Plan Asset Regulations

 

Labor has issued regulations concerning the definition of what constitutes the assets of a plan for purposes of ERISA and the prohibited transaction provisions of the Code. The plan asset regulations describe the circumstances where the assets of an entity in which a plan invests will be considered to be “plan assets,” so that any person who exercises control over the assets would be subject to ERISA’s fiduciary standards. Generally, under the plan asset regulation, when a plan invests in another entity, the plan’s assets do not include, solely by reason of the investment, any of the underlying assets of the entity.

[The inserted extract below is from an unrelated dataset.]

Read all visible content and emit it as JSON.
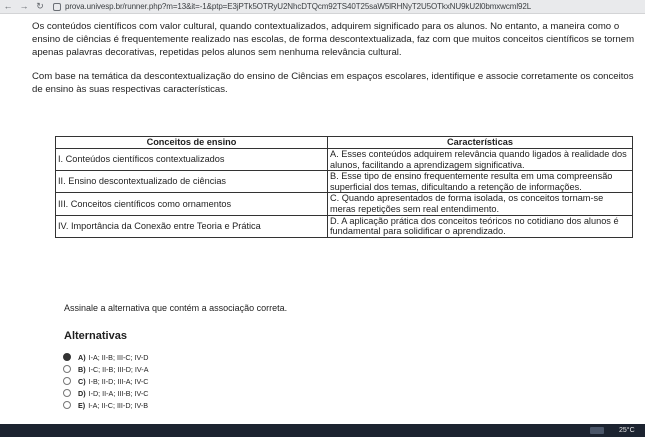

However, the plan asset regulation provides that, if a plan acquires an “equity interest” in an entity that is neither a “publicly-offered security” nor a security issued by an investment company registered under the Investment Company Act of 1940 the assets of the entity will be treated as assets of the plan investor unless exceptions apply.

 

Under the plan asset regulations the term “equity interest” is defined as any interest in an entity other than an instrument that is treated as indebtedness under “applicable local law” and that has no “substantial equity features.” Although the plan asset regulation is silent with respect to the question of which law constitutes “applicable local law” for this purpose, Labor has stated that these determinations should be made under the state law governing interpretation of the instrument in question. In the preamble to the plan asset regulation, Labor declined to provide a precise definition of what features are equity features or the circumstances under which the features would be considered “substantial,” noting that the question of whether a plan’s interest has substantial equity features is an inherently factual one, but that in making that determination it would be appropriate to take into account whether the equity features are such that a plan’s investment would be a practical vehicle for the indirect provision of investment management services. We believe that the L Bonds will be classified as indebtedness without substantial equity features for ERISA purposes.

 

Under the plan asset regulations the term “publicly-offered security” is defined as a security that is (i) freely transferable, (ii) part of a class of securities that is widely held, and (iii) either (A) part of a class of securities registered under section 12(b) or 12(g) of the Securities Exchange Act of 1934 or (B) sold to the plan as part of an offering of securities to the public pursuant to an effective registration statement under the Securities Act of 1933 and the class of securities of which such security is a part is registered under the Securities Exchange Act of 1934 within 120 days after the end of the fiscal year of the issuer during which the offering of such securities to the public occurred. For purposes of the above, a class of securities is considered to be “widely held” if it is owned by 100 or more investors independent of the issuer and of one another. In the case of this offering, while the offer and sale of the L Bonds have been registered under the Securities Act of 1933, the L Bonds themselves have not been registered under the Securities Exchange Act of 1934. For this reason, we believe that the L Bonds will not likely meet the definition for “publicly-offered security” under the plan asset regulations.

 

In light of the foregoing, if the L Bonds were deemed to be equity interests for this purpose and no statutory, regulatory, or administrative exception applies, we could be considered to hold plan assets by reason of a plan’s investment in the L Bonds. These plan assets would include an undivided interest in all of our assets. In this case, we may be considered a fiduciary with respect to the investing plans. We would be subject to the fiduciary responsibility provisions of Title I of ERISA, including the prohibited transaction provisions of Section 406 of ERISA and Section 4975 of the Code, and to Section 4975 of the Code with respect to transactions involving any of our assets. The ERISA fiduciary standards could affect the way we conduct the business, which would have co